**Try it:** The answer is an exact repeat of the entries below, with the pictures omitted.

*** Opening of The records ***

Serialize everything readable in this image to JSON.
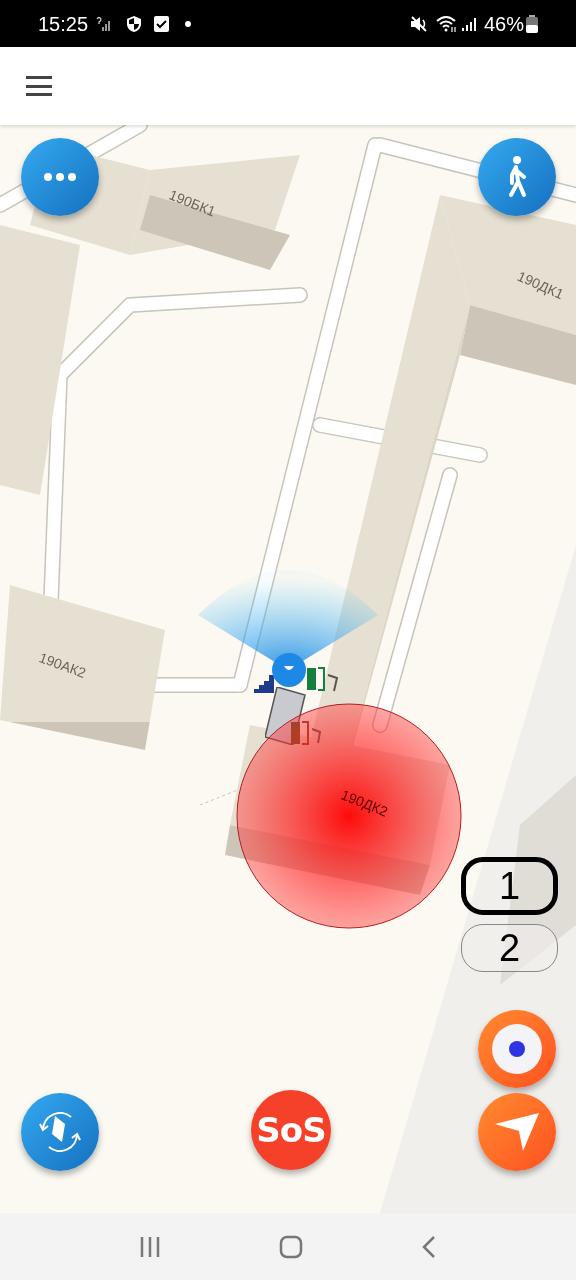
{
  "status_bar": {
    "time": "15:25",
    "battery": "46%"
  },
  "map": {
    "building_labels": [
      "190БК1",
      "190ДК1",
      "190АК2",
      "190ДК2"
    ]
  },
  "floors": [
    {
      "label": "1",
      "selected": true
    },
    {
      "label": "2",
      "selected": false
    }
  ],
  "sos_button": {
    "label": "SoS"
  }
}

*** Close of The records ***

**Output of the task:**
Serialize everything readable in this image to JSON.
{
  "status_bar": {
    "time": "15:25",
    "battery": "46%"
  },
  "map": {
    "building_labels": [
      "190БК1",
      "190ДК1",
      "190АК2",
      "190ДК2"
    ]
  },
  "floors": [
    {
      "label": "1",
      "selected": true
    },
    {
      "label": "2",
      "selected": false
    }
  ],
  "sos_button": {
    "label": "SoS"
  }
}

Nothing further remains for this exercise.